Interacting with a dynamic world full of stimuli forms the basis for my artistic practice. As an artist, my environment and work belong to the main sources of inspiration. At the same time, I am vigilant for the everyday coincidences that cross my path. This overwhelming stream of impressions is being purified and many times merged with all kinds of (art) historical elements. In a subtle way, and often without expressing any criticism, my artworks address a series of social sensitivities and concerns.
The added value of painting lies in the opportunity to create totally new images. Loose fragments of personal ideas and images are the starting points for these visualizations after they have been mentally deconstructed. In this way a subject can be viewed subcutaneously to get to know its intern logic even better. For the creation process of my paintings, I prefer oil paint. This type of paint makes it possible to work slowly and the smell of oil paint and turpentine is inspiring. As a painter, I spend a lot of energy on the gradations of my themes. The creation of singularities in an increasingly standardized world makes liberating disclosures possible.
COMBINES & CONCEPTUAL
Since my childhood I have been attracted to the design of objects.

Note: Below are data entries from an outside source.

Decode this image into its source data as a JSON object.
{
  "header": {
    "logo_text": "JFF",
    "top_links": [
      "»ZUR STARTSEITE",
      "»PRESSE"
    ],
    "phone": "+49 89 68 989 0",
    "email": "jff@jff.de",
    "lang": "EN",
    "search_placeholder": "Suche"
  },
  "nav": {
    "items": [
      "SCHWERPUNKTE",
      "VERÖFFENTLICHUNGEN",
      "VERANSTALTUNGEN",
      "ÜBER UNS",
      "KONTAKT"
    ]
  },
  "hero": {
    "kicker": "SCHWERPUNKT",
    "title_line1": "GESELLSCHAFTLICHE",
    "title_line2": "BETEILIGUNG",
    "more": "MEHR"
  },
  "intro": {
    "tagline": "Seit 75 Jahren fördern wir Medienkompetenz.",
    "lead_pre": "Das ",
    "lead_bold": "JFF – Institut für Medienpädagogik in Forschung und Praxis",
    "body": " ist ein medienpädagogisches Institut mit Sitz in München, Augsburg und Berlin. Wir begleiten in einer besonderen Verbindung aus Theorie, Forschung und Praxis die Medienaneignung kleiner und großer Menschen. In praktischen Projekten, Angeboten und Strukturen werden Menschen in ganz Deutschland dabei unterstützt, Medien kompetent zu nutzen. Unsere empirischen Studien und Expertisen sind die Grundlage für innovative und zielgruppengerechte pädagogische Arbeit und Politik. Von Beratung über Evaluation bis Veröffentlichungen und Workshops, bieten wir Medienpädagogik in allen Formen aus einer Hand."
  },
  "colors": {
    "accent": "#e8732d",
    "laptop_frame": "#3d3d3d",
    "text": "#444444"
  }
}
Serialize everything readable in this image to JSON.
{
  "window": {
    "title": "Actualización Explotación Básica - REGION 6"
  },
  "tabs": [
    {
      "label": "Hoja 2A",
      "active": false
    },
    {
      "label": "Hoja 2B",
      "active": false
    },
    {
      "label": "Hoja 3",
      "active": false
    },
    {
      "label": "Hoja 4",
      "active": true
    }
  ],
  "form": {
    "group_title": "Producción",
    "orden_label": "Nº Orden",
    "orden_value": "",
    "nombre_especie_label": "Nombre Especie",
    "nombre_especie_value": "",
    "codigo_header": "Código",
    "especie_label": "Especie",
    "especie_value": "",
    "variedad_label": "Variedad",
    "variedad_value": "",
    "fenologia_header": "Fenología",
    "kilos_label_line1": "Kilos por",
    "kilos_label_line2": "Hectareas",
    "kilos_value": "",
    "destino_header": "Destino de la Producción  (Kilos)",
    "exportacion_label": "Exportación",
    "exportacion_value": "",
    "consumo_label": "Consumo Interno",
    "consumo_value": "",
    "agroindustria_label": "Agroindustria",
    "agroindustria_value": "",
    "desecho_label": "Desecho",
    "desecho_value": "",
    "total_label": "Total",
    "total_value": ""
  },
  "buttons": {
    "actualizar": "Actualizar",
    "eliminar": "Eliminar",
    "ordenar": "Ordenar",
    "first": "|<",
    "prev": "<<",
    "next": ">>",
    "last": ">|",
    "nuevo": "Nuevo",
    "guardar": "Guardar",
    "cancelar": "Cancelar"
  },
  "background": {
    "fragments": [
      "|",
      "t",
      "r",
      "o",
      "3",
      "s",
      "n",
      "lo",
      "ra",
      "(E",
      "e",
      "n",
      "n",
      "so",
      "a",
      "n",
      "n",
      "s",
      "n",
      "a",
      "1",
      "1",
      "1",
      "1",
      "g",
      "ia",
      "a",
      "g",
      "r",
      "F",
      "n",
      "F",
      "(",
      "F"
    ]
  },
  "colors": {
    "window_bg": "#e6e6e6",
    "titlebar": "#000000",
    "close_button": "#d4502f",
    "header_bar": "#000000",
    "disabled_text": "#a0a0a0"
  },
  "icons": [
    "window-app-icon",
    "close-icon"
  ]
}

I only collect objects that touch me from their aesthetic or story, such as a special patina or a historical link. The longer the different items belong to the collection, I become more and more receptive to possible parallels between two or more objects. By combining things with the same logic, a poetic power can suddenly come into being. Finally the composition of everyday objects guarantees that everyone interprets the piece in a unique way. This has the positive effect that more meanings arise progressively about a specific artwork.
The possibilities of the computer and digital photography have left a deep impression on me. This resulted in the Vmanograms in which the dynamic of the photographed subject is confronted with all kinds of digital processes. For this type of artwork I start from a self-taken photo with an everyday, recognizable subject. By digitally distorting the image in a subsequent phase, the subject loses its anecdotal character and the link with the mimetic origin disappears. For many people, viewing the abstracted images goes hand in hand with a special effect, pareidolia in particular. A sort of illusion in which someone has such an interpretation of an unclear or random perception, whereby he thinks he can perceive recognizable things.